For large IoT systems, the gateway can itself be a client to another messaging system like RabbitMQ or Apache Kafka that can provide scalability, buffering and queuing of data, protocol translation, etc. The gateway/router message broker, in turn, can itself be a client to another messaging mechanism that would take the data sent by it to the other components in the analytics pipeline.
6. Storage (Local/Cloud)
Data management is a challenge in an IoT system because of the three Vs of the data – Variety, Velocity, and Volume. Individual sensors and devices are generating data in different (even unrelated) formats, often at high velocity (e.g., in industrial environments, traffic management, etc.). The overall volume of the data generated is huge because of the large number of sensors and devices in the IoT system. (As an aside, the fourth V of the data – Veracity – needs to be handled at the data capture point such as a sensor interface.)
To be effective, this data needs to be processed at (near) real-time speeds. In addition to this, it may also need to be stored at different stages of processing, like raw data that comes from the sensors for historic reasons, preprocessed data, results of analytics, etc.
All these requirements need to be considered while selecting a database for an IoT system. Often, a combination of different databases is used in order to get the required functionality with satisfactory performance, e.g., NoSQL databases for fast data ingestion (to handle the velocity) and HDFS/Hadoop for handling the large volume processing in an offline manner. Such an approach increases the complexity of the system.
7. Analytics (Local/Cloud)
A key component in the pipeline is the analytics engine, which, like the databases, needs to be able to handle the three Vs of data, in real-time or near-real-time. It should have the ability to process continuous streams of data and calculate rolling metrics, aggregate statistics, event correlation, trend analysis, predictive analysis, etc. There are various open-source alternatives to choose from (e.g., Apache Storm, Apache Spark).

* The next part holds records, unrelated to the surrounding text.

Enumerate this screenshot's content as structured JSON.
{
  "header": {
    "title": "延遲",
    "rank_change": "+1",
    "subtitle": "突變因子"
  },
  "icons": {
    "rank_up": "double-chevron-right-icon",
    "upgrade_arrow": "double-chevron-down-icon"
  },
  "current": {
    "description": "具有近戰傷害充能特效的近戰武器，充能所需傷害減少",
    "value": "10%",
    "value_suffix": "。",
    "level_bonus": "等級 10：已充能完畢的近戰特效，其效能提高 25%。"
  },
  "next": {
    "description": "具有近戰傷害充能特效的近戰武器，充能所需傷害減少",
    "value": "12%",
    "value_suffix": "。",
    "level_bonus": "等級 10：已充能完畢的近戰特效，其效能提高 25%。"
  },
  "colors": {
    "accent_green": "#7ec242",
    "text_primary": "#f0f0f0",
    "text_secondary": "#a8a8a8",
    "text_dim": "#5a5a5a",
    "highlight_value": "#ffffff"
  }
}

8. User Interface (UI) (Local/Cloud)
All this data won’t do any good if people can’t easily visualize and then act on it. So the user interface is a must. It provides the ability to peek into the happenings, set rules for actions, etc.
The user interface can be implemented either as web applications or as apps for mobile or desktop platforms (Android, iOS, Windows).

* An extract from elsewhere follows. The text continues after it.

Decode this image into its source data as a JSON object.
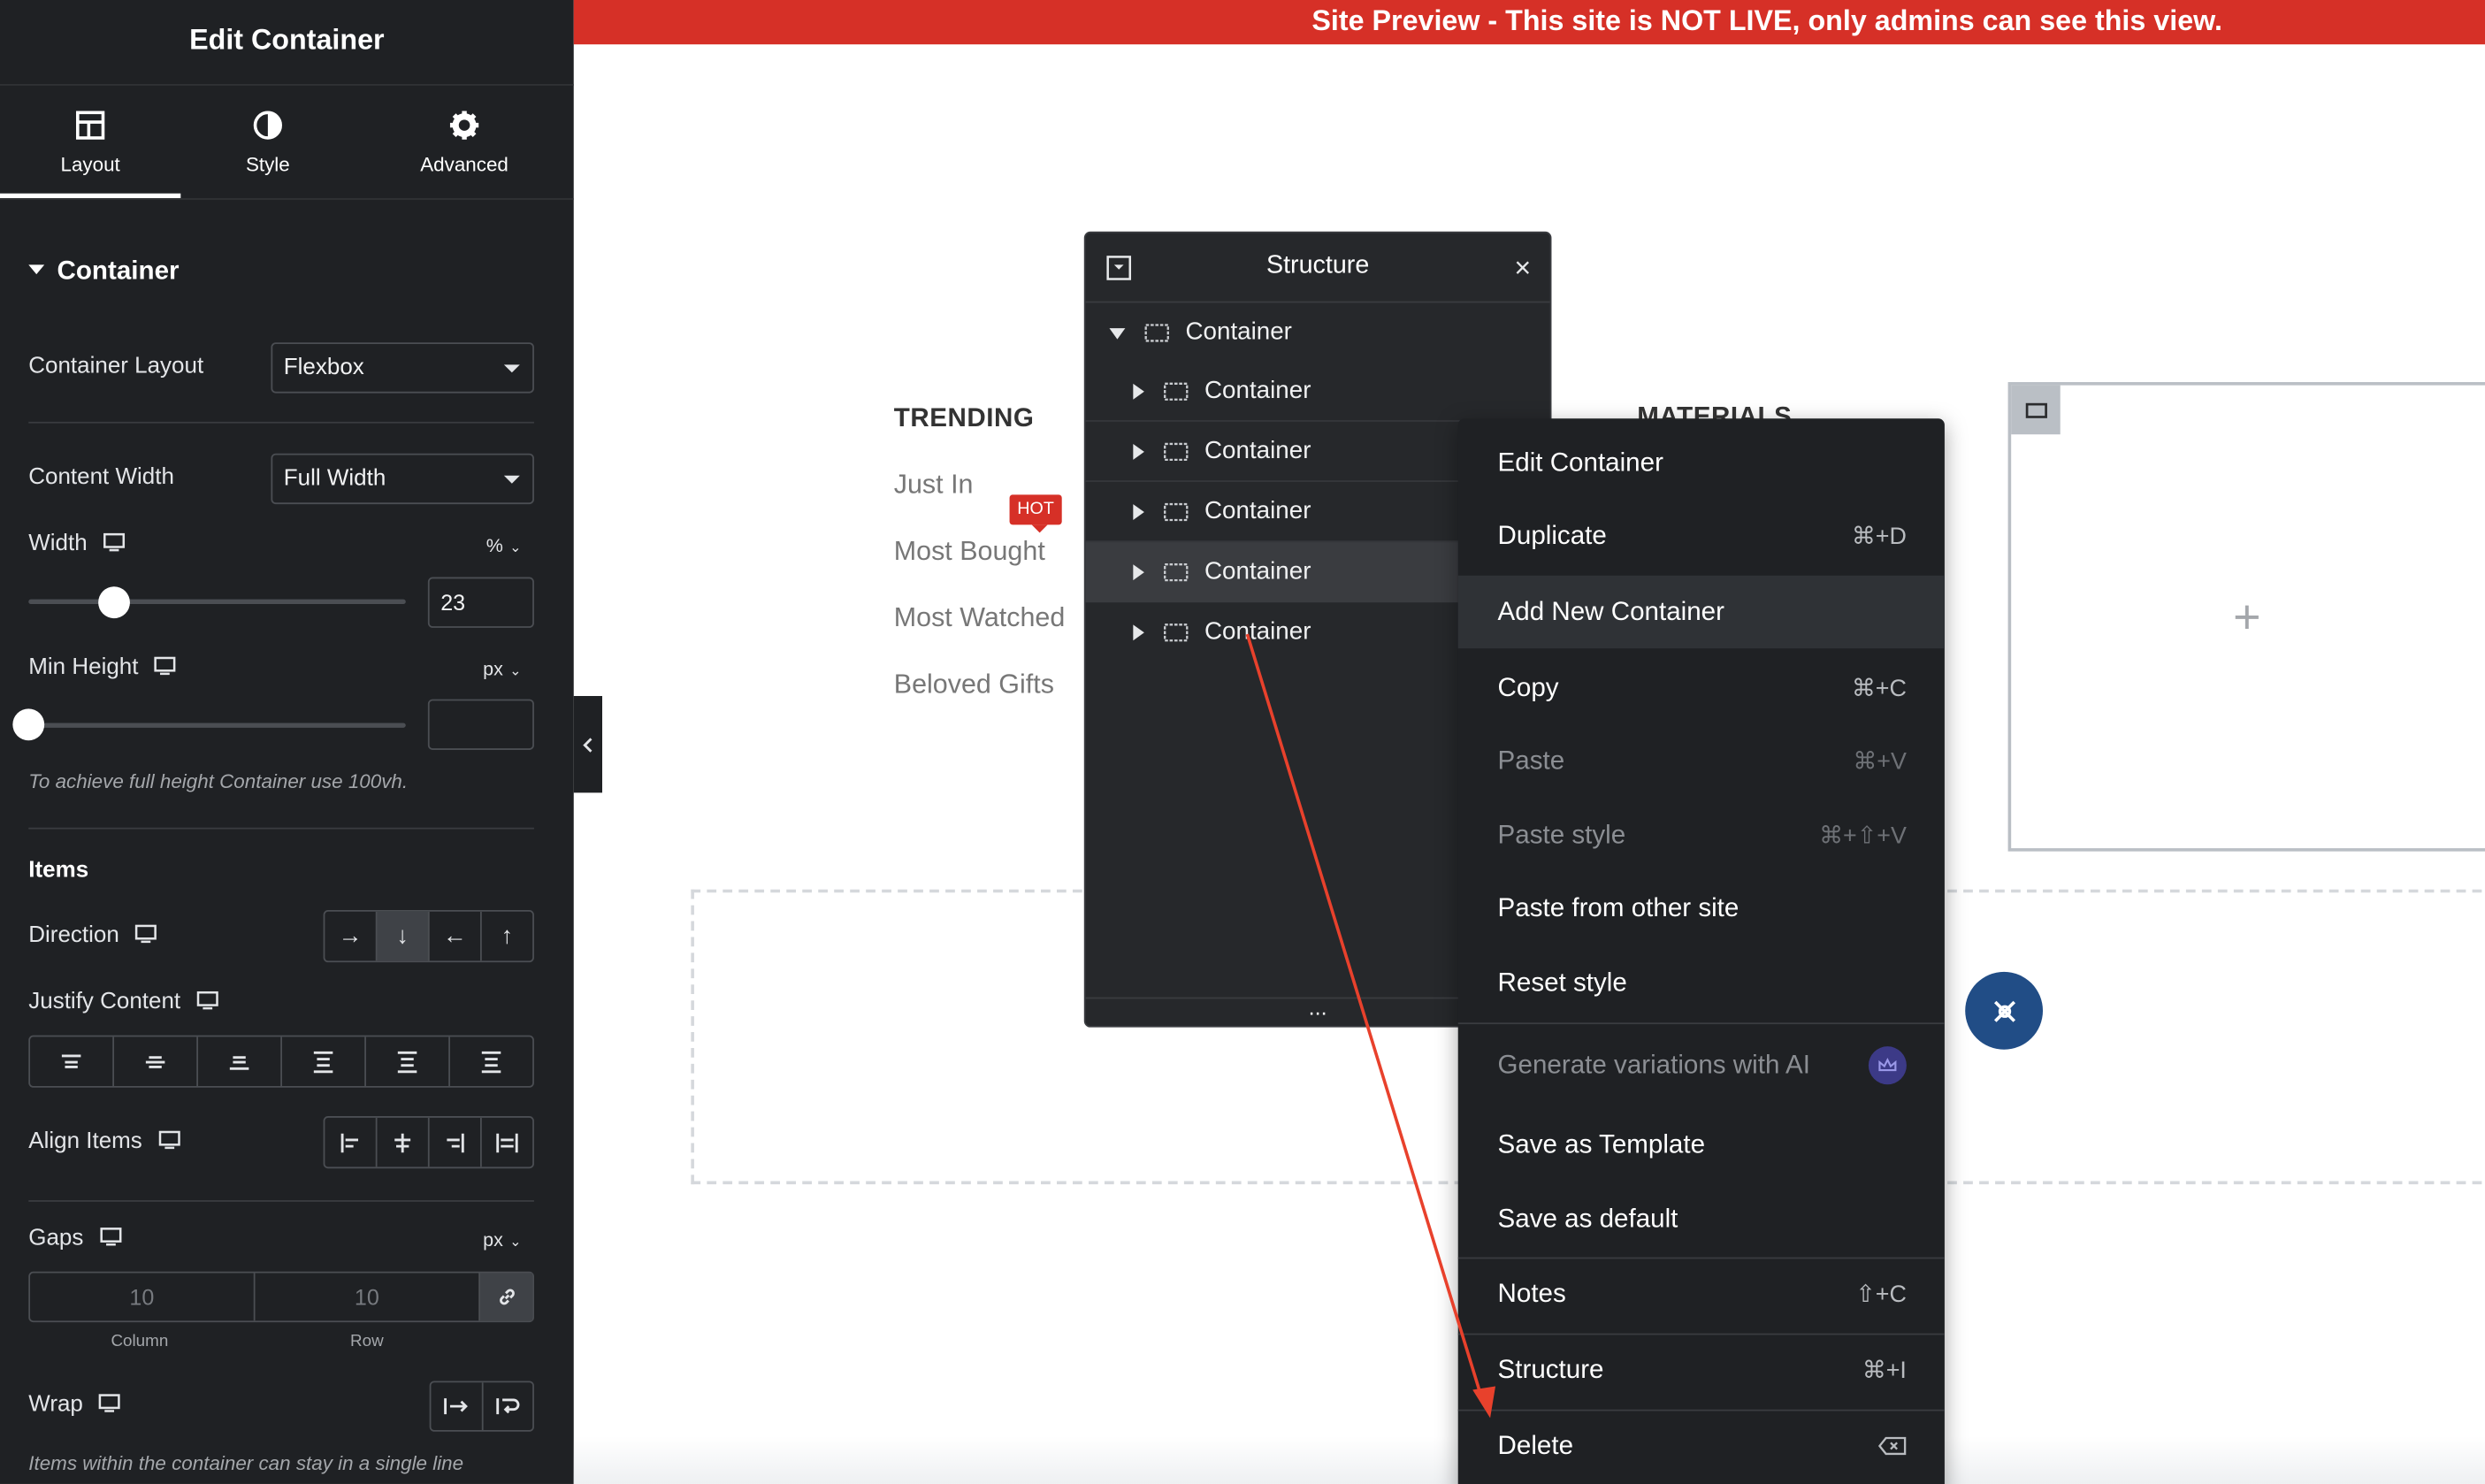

9. Applications (Local/Cloud)
Applications use the data and insights extracted by the analytics engine to realize the true value of the end-to-end IoT pipeline. The significance lies in the actions executed by the application. For example, an application for industrial IoT can help improve operational efficiency, or avoid downtime by predicting failures and suggesting preventive maintenance in advance. An application for smart city traffic management could alert authorities about congestions, adjust traffic signal timings dynamically to smooth out the traffic flow, and inform commuters to avoid congested roads.
Such applications might be stand-alone applications specifically designed for desktop or mobile platforms, or they could be tightly coupled with the given IoT environment for specific cases, like in industrial monitoring and control systems.
Now that we are familiar with the individual components and the end-to-end IoT system, the next article in this series will describe a messaging-based approach along with some implementation choices.
Image Credits: DAILY ILLUMINATION | Jeremy Berg